Activity – Across the listing below, how many lines contain the string "bookmark"? Only the number is needed.

Available records –
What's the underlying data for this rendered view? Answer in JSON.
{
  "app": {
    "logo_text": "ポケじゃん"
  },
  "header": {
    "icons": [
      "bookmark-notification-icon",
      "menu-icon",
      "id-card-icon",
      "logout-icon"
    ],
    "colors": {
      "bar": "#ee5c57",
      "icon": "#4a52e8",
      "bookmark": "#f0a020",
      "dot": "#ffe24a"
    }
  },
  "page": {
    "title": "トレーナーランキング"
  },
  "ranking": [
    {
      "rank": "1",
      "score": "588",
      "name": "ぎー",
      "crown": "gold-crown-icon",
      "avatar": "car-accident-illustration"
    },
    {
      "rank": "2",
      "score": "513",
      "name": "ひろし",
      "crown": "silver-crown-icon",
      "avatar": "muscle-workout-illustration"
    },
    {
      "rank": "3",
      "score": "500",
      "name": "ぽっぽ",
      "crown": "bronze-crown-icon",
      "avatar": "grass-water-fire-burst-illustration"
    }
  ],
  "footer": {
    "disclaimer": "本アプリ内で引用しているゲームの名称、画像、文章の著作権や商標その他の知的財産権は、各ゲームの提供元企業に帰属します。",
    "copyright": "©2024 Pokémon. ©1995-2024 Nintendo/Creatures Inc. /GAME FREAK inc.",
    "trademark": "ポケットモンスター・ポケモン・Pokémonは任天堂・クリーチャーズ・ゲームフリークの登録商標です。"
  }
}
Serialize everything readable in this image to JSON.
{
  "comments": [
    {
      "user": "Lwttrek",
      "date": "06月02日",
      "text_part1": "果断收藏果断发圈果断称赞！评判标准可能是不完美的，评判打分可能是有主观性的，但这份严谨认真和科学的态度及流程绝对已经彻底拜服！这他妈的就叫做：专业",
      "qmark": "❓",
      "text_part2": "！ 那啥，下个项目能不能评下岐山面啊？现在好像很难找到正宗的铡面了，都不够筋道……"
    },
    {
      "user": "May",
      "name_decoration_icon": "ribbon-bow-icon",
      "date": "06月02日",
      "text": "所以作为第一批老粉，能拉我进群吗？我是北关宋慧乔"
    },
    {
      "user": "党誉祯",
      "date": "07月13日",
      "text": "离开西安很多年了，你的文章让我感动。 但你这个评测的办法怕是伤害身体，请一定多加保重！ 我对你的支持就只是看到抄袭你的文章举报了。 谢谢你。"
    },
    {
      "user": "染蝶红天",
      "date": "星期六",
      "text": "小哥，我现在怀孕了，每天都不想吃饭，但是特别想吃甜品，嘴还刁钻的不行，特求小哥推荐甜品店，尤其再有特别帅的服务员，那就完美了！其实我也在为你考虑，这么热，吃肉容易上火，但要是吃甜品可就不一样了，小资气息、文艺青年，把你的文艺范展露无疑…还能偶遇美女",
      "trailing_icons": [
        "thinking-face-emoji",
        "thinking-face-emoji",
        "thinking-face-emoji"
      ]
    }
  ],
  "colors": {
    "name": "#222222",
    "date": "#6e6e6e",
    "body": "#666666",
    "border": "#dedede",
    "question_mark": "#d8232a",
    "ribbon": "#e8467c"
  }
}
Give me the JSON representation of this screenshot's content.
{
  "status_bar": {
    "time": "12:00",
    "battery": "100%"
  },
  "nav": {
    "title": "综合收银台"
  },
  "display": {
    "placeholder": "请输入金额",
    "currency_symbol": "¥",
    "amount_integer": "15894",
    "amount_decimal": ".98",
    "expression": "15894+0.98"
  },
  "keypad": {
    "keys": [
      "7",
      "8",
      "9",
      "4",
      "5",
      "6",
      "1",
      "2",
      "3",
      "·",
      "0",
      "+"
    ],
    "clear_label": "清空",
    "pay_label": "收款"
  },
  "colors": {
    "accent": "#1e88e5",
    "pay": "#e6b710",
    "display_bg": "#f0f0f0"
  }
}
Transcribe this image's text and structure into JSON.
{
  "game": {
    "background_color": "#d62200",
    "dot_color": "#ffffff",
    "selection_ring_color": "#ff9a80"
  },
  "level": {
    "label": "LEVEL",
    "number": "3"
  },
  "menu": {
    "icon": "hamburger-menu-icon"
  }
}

Answer box – 2